Dataset excerpts:
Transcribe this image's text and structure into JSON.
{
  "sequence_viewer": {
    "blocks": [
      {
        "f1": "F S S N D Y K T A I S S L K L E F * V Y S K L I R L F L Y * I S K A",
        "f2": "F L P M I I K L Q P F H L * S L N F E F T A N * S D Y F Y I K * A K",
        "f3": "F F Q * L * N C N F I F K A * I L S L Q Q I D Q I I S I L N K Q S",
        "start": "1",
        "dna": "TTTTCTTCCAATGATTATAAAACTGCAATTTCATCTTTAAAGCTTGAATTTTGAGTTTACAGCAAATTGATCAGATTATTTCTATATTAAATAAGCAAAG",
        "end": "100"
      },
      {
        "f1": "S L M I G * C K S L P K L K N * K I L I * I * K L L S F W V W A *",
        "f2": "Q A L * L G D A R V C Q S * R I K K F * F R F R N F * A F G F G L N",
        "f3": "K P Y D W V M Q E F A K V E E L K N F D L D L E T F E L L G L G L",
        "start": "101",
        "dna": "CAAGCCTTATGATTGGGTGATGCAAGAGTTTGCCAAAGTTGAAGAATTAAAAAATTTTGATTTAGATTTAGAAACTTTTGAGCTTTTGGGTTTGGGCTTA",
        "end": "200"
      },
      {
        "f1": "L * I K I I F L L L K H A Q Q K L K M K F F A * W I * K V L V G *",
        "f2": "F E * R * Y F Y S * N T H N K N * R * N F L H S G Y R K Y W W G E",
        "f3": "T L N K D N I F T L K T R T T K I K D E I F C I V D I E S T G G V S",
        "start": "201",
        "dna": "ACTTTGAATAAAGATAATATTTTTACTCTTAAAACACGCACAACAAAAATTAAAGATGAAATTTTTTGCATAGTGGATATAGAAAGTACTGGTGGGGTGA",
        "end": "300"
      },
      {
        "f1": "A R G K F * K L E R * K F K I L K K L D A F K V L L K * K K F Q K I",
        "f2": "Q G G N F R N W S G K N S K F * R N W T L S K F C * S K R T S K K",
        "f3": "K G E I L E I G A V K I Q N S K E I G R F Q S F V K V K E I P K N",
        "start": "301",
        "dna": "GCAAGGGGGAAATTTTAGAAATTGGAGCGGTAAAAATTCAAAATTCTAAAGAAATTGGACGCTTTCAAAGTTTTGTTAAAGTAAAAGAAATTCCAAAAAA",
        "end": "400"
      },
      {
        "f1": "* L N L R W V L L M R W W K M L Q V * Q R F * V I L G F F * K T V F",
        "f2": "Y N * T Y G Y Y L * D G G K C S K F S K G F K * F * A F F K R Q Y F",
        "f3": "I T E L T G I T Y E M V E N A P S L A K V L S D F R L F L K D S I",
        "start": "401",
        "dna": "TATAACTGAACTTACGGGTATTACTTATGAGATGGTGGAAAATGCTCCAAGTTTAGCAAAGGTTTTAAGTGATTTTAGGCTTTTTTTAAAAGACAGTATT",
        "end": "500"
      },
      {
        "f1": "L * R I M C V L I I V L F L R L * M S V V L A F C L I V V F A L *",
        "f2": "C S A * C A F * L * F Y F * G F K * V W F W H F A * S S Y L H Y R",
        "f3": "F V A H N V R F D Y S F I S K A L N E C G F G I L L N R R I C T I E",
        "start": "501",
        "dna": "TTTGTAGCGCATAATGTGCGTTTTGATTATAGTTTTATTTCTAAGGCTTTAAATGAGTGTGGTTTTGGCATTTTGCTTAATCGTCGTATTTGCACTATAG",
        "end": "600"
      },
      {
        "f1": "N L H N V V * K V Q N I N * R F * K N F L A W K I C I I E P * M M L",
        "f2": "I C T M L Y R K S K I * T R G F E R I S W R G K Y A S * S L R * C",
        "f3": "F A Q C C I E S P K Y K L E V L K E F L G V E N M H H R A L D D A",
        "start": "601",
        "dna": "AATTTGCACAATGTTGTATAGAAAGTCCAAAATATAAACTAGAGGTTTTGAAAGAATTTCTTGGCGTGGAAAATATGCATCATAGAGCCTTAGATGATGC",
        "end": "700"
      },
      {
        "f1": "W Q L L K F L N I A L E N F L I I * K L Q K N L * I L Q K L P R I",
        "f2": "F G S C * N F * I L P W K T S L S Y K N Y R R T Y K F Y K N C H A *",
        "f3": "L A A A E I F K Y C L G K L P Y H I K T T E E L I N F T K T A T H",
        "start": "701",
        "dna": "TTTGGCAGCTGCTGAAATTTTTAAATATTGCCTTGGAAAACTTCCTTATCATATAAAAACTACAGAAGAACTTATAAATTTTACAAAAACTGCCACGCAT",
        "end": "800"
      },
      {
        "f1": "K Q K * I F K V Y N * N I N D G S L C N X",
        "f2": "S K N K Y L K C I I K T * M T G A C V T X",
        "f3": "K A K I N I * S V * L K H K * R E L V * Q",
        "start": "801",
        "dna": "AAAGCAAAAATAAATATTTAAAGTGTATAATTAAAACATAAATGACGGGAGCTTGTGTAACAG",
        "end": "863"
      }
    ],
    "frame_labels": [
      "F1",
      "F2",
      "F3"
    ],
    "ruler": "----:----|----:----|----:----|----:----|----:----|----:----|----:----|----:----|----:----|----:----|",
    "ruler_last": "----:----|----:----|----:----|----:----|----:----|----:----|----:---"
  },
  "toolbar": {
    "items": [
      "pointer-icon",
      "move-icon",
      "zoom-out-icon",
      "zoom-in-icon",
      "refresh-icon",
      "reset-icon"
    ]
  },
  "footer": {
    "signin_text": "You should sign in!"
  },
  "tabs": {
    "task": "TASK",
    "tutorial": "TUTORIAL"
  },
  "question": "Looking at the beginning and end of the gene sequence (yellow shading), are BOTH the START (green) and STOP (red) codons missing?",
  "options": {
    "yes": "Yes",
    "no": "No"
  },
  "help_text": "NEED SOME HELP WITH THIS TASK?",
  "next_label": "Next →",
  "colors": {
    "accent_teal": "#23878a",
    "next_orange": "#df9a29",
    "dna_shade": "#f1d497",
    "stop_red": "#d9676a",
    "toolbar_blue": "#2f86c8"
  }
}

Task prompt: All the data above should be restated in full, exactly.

Solved problem:
Transcribe this image's text and structure into JSON.
{
  "sequence_viewer": {
    "blocks": [
      {
        "f1": "F S S N D Y K T A I S S L K L E F * V Y S K L I R L F L Y * I S K A",
        "f2": "F L P M I I K L Q P F H L * S L N F E F T A N * S D Y F Y I K * A K",
        "f3": "F F Q * L * N C N F I F K A * I L S L Q Q I D Q I I S I L N K Q S",
        "start": "1",
        "dna": "TTTTCTTCCAATGATTATAAAACTGCAATTTCATCTTTAAAGCTTGAATTTTGAGTTTACAGCAAATTGATCAGATTATTTCTATATTAAATAAGCAAAG",
        "end": "100"
      },
      {
        "f1": "S L M I G * C K S L P K L K N * K I L I * I * K L L S F W V W A *",
        "f2": "Q A L * L G D A R V C Q S * R I K K F * F R F R N F * A F G F G L N",
        "f3": "K P Y D W V M Q E F A K V E E L K N F D L D L E T F E L L G L G L",
        "start": "101",
        "dna": "CAAGCCTTATGATTGGGTGATGCAAGAGTTTGCCAAAGTTGAAGAATTAAAAAATTTTGATTTAGATTTAGAAACTTTTGAGCTTTTGGGTTTGGGCTTA",
        "end": "200"
      },
      {
        "f1": "L * I K I I F L L L K H A Q Q K L K M K F F A * W I * K V L V G *",
        "f2": "F E * R * Y F Y S * N T H N K N * R * N F L H S G Y R K Y W W G E",
        "f3": "T L N K D N I F T L K T R T T K I K D E I F C I V D I E S T G G V S",
        "start": "201",
        "dna": "ACTTTGAATAAAGATAATATTTTTACTCTTAAAACACGCACAACAAAAATTAAAGATGAAATTTTTTGCATAGTGGATATAGAAAGTACTGGTGGGGTGA",
        "end": "300"
      },
      {
        "f1": "A R G K F * K L E R * K F K I L K K L D A F K V L L K * K K F Q K I",
        "f2": "Q G G N F R N W S G K N S K F * R N W T L S K F C * S K R T S K K",
        "f3": "K G E I L E I G A V K I Q N S K E I G R F Q S F V K V K E I P K N",
        "start": "301",
        "dna": "GCAAGGGGGAAATTTTAGAAATTGGAGCGGTAAAAATTCAAAATTCTAAAGAAATTGGACGCTTTCAAAGTTTTGTTAAAGTAAAAGAAATTCCAAAAAA",
        "end": "400"
      },
      {
        "f1": "* L N L R W V L L M R W W K M L Q V * Q R F * V I L G F F * K T V F",
        "f2": "Y N * T Y G Y Y L * D G G K C S K F S K G F K * F * A F F K R Q Y F",
        "f3": "I T E L T G I T Y E M V E N A P S L A K V L S D F R L F L K D S I",
        "start": "401",
        "dna": "TATAACTGAACTTACGGGTATTACTTATGAGATGGTGGAAAATGCTCCAAGTTTAGCAAAGGTTTTAAGTGATTTTAGGCTTTTTTTAAAAGACAGTATT",
        "end": "500"
      },
      {
        "f1": "L * R I M C V L I I V L F L R L * M S V V L A F C L I V V F A L *",
        "f2": "C S A * C A F * L * F Y F * G F K * V W F W H F A * S S Y L H Y R",
        "f3": "F V A H N V R F D Y S F I S K A L N E C G F G I L L N R R I C T I E",
        "start": "501",
        "dna": "TTTGTAGCGCATAATGTGCGTTTTGATTATAGTTTTATTTCTAAGGCTTTAAATGAGTGTGGTTTTGGCATTTTGCTTAATCGTCGTATTTGCACTATAG",
        "end": "600"
      },
      {
        "f1": "N L H N V V * K V Q N I N * R F * K N F L A W K I C I I E P * M M L",
        "f2": "I C T M L Y R K S K I * T R G F E R I S W R G K Y A S * S L R * C",
        "f3": "F A Q C C I E S P K Y K L E V L K E F L G V E N M H H R A L D D A",
        "start": "601",
        "dna": "AATTTGCACAATGTTGTATAGAAAGTCCAAAATATAAACTAGAGGTTTTGAAAGAATTTCTTGGCGTGGAAAATATGCATCATAGAGCCTTAGATGATGC",
        "end": "700"
      },
      {
        "f1": "W Q L L K F L N I A L E N F L I I * K L Q K N L * I L Q K L P R I",
        "f2": "F G S C * N F * I L P W K T S L S Y K N Y R R T Y K F Y K N C H A *",
        "f3": "L A A A E I F K Y C L G K L P Y H I K T T E E L I N F T K T A T H",
        "start": "701",
        "dna": "TTTGGCAGCTGCTGAAATTTTTAAATATTGCCTTGGAAAACTTCCTTATCATATAAAAACTACAGAAGAACTTATAAATTTTACAAAAACTGCCACGCAT",
        "end": "800"
      },
      {
        "f1": "K Q K * I F K V Y N * N I N D G S L C N X",
        "f2": "S K N K Y L K C I I K T * M T G A C V T X",
        "f3": "K A K I N I * S V * L K H K * R E L V * Q",
        "start": "801",
        "dna": "AAAGCAAAAATAAATATTTAAAGTGTATAATTAAAACATAAATGACGGGAGCTTGTGTAACAG",
        "end": "863"
      }
    ],
    "frame_labels": [
      "F1",
      "F2",
      "F3"
    ],
    "ruler": "----:----|----:----|----:----|----:----|----:----|----:----|----:----|----:----|----:----|----:----|",
    "ruler_last": "----:----|----:----|----:----|----:----|----:----|----:----|----:---"
  },
  "toolbar": {
    "items": [
      "pointer-icon",
      "move-icon",
      "zoom-out-icon",
      "zoom-in-icon",
      "refresh-icon",
      "reset-icon"
    ]
  },
  "footer": {
    "signin_text": "You should sign in!"
  },
  "tabs": {
    "task": "TASK",
    "tutorial": "TUTORIAL"
  },
  "question": "Looking at the beginning and end of the gene sequence (yellow shading), are BOTH the START (green) and STOP (red) codons missing?",
  "options": {
    "yes": "Yes",
    "no": "No"
  },
  "help_text": "NEED SOME HELP WITH THIS TASK?",
  "next_label": "Next →",
  "colors": {
    "accent_teal": "#23878a",
    "next_orange": "#df9a29",
    "dna_shade": "#f1d497",
    "stop_red": "#d9676a",
    "toolbar_blue": "#2f86c8"
  }
}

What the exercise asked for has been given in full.